* **TASK INSTRUCTIONS**: Only the lines with "rest" in the entries below belong in the answer; please copy them.

* **RECORD EXTRACTS**:
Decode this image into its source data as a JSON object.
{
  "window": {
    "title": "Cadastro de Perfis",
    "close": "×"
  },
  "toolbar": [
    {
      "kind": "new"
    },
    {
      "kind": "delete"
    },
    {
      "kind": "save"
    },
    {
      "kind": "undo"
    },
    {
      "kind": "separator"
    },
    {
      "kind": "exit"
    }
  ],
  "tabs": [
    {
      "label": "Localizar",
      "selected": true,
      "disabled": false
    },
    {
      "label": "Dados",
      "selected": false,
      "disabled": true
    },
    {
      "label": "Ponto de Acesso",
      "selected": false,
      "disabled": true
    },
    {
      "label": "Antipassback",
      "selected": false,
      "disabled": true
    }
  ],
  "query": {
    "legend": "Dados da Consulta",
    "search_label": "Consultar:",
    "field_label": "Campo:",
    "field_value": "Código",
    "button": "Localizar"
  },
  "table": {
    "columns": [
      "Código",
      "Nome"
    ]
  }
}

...

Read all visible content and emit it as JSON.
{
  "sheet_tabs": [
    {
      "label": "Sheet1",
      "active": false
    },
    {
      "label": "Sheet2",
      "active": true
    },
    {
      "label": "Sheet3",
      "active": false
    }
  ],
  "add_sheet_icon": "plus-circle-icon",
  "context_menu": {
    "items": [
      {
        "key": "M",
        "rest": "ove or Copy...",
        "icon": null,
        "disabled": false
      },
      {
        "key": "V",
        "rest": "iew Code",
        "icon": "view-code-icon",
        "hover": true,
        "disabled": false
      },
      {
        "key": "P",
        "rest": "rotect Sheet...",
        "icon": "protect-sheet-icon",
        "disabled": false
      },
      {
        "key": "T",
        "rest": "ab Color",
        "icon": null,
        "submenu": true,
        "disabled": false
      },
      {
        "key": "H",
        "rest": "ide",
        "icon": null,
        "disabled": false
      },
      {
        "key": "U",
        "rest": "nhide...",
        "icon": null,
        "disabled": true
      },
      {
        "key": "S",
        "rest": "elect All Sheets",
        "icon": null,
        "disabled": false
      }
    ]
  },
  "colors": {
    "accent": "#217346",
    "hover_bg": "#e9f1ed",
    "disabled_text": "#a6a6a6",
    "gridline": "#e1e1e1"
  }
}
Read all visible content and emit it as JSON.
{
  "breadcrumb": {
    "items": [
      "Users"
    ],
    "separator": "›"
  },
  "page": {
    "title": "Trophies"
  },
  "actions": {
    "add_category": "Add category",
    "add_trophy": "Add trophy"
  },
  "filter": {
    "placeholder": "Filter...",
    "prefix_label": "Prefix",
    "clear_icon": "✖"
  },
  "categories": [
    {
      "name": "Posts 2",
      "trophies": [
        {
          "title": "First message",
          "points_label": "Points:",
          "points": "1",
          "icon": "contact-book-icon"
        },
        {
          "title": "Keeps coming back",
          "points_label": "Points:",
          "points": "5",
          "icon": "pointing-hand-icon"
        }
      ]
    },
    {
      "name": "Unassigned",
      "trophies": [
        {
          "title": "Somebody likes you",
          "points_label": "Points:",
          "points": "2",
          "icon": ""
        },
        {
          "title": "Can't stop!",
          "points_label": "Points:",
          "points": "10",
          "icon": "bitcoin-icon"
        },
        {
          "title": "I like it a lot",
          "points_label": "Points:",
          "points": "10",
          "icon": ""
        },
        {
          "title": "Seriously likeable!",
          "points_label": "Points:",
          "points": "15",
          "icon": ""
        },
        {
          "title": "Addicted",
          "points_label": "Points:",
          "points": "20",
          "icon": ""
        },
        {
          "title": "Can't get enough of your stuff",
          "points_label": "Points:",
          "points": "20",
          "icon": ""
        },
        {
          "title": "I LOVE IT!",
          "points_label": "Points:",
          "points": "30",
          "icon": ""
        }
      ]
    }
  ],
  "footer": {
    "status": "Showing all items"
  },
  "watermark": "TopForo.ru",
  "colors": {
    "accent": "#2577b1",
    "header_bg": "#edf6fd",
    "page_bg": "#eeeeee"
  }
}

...

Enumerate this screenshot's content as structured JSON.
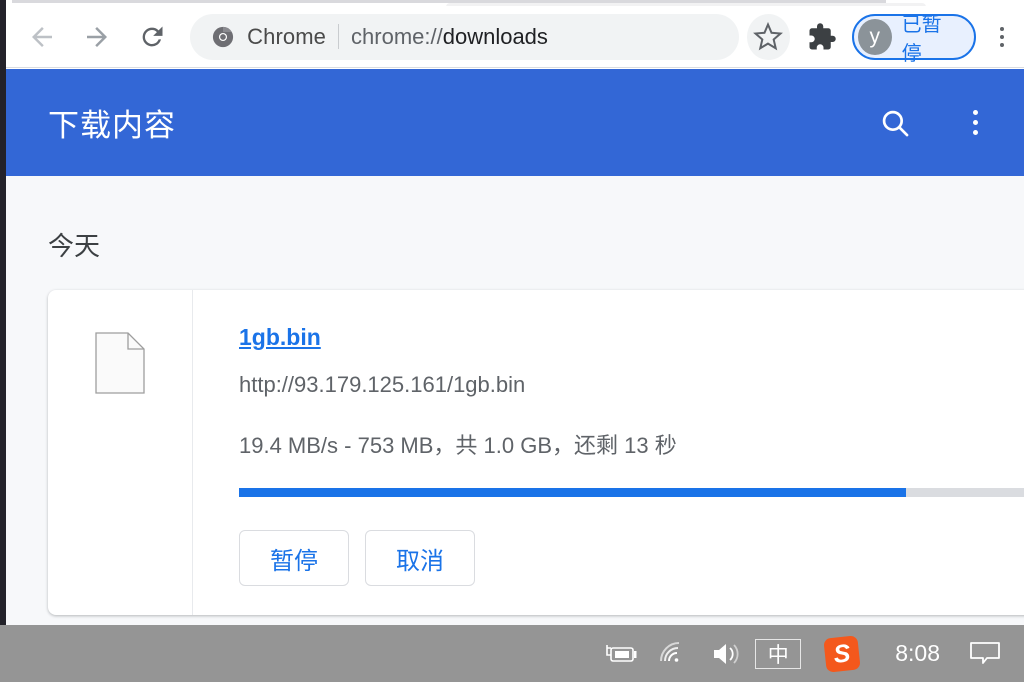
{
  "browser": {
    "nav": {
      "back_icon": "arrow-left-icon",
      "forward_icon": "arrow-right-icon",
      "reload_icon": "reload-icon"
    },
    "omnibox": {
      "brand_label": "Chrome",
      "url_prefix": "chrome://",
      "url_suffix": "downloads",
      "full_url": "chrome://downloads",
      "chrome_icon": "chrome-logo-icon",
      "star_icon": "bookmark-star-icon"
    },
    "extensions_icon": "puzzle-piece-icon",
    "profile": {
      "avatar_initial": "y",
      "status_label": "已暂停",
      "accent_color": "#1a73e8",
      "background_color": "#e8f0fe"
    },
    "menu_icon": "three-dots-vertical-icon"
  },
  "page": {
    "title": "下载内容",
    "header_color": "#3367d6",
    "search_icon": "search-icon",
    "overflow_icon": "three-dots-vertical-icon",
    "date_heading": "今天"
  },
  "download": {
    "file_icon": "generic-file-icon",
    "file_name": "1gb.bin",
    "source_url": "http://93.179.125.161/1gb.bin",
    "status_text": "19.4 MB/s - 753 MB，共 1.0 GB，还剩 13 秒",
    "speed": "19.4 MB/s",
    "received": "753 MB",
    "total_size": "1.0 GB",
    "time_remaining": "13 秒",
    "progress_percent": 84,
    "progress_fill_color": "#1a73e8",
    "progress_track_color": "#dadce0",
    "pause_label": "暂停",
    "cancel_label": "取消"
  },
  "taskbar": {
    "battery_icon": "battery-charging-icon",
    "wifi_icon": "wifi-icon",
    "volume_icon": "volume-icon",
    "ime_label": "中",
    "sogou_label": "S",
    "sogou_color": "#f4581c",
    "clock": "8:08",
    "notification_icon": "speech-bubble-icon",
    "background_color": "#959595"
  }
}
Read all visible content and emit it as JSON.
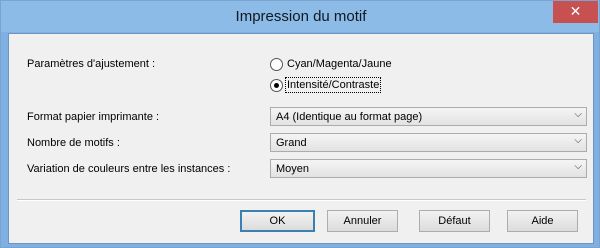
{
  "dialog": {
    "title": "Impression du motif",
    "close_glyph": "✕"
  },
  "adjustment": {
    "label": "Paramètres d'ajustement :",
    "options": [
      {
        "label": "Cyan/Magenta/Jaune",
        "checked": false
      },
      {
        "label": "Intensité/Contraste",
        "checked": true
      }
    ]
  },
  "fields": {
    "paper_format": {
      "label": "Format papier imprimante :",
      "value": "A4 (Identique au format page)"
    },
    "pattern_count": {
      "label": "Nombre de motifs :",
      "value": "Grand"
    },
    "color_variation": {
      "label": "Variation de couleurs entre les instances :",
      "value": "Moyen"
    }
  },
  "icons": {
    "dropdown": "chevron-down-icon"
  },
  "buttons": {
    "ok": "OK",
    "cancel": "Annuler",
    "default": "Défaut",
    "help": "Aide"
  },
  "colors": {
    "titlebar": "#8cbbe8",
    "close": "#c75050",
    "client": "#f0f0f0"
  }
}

* **ANSWER TO THE PROBLEM**:
        "rest": "ove or Copy...",
        "rest": "iew Code",
        "rest": "rotect Sheet...",
        "rest": "ab Color",
        "rest": "ide",
        "rest": "nhide...",
        "rest": "elect All Sheets",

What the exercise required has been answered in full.